YOUR GOAL:
Please copy every line with the string "analysis" from the entries below.

= Beginning of Section =

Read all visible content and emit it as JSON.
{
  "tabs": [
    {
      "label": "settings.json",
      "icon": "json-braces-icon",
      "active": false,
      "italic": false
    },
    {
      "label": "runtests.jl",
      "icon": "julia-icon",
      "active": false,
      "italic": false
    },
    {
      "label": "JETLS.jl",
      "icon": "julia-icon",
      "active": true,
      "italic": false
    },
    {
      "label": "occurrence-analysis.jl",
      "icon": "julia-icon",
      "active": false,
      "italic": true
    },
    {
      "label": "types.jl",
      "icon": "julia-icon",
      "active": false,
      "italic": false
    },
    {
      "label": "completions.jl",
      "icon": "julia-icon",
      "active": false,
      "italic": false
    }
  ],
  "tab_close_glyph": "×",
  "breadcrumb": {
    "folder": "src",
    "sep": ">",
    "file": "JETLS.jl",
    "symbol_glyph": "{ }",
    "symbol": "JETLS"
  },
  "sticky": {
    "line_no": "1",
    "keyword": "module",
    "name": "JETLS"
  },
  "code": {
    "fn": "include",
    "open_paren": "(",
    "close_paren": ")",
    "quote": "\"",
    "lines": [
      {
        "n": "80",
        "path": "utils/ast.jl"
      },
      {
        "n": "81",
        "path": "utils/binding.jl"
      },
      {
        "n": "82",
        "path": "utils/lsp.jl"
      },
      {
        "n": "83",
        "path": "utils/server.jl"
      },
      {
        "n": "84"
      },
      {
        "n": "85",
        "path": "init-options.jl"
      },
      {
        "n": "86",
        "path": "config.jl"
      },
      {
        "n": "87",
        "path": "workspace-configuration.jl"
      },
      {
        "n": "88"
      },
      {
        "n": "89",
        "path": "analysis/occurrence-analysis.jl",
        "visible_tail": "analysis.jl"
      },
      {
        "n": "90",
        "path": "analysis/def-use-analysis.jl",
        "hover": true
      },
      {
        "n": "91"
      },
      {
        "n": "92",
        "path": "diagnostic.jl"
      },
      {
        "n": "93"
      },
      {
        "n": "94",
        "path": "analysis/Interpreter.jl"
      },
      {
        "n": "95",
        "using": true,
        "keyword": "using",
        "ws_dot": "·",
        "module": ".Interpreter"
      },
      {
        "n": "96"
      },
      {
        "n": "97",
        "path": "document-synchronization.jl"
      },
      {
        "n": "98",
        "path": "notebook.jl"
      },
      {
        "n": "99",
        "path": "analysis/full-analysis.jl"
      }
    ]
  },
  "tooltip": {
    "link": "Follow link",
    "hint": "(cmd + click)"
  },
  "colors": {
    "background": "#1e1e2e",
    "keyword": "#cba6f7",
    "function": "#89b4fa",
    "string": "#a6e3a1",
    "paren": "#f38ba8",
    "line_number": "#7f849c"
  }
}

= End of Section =

SOLUTION BELOW:
      "label": "occurrence-analysis.jl",
        "path": "analysis/occurrence-analysis.jl",
        "visible_tail": "analysis.jl"
        "path": "analysis/def-use-analysis.jl",
        "path": "analysis/Interpreter.jl"
        "path": "analysis/full-analysis.jl"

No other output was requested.